Interface dataset entries:
·····
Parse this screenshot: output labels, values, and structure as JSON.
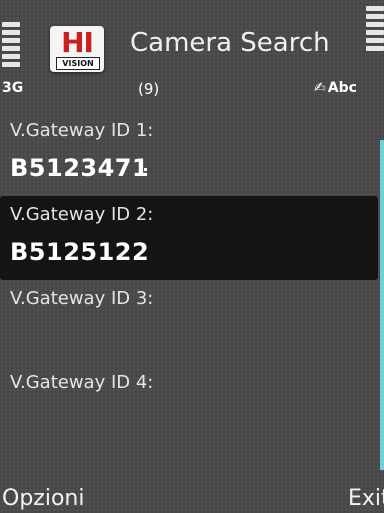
{
  "status": {
    "network": "3G",
    "text_input_mode": "Abc"
  },
  "header": {
    "title": "Camera Search",
    "counter": "(9)",
    "logo_text": "HI",
    "logo_subtext": "VISION"
  },
  "fields": [
    {
      "label": "V.Gateway ID 1:",
      "value": "B5123471"
    },
    {
      "label": "V.Gateway ID 2:",
      "value": "B5125122"
    },
    {
      "label": "V.Gateway ID 3:",
      "value": ""
    },
    {
      "label": "V.Gateway ID 4:",
      "value": ""
    }
  ],
  "softkeys": {
    "left": "Opzioni",
    "right": "Exit"
  },
  "colors": {
    "background": "#4a4a4a",
    "selected_row": "#141414",
    "scrollbar": "#6fd0d8",
    "logo_red": "#c82020"
  }
}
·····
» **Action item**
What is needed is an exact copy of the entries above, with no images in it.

» **Solution to this problem**
Parse this screenshot: output labels, values, and structure as JSON.
{
  "status": {
    "network": "3G",
    "text_input_mode": "Abc"
  },
  "header": {
    "title": "Camera Search",
    "counter": "(9)",
    "logo_text": "HI",
    "logo_subtext": "VISION"
  },
  "fields": [
    {
      "label": "V.Gateway ID 1:",
      "value": "B5123471"
    },
    {
      "label": "V.Gateway ID 2:",
      "value": "B5125122"
    },
    {
      "label": "V.Gateway ID 3:",
      "value": ""
    },
    {
      "label": "V.Gateway ID 4:",
      "value": ""
    }
  ],
  "softkeys": {
    "left": "Opzioni",
    "right": "Exit"
  },
  "colors": {
    "background": "#4a4a4a",
    "selected_row": "#141414",
    "scrollbar": "#6fd0d8",
    "logo_red": "#c82020"
  }
}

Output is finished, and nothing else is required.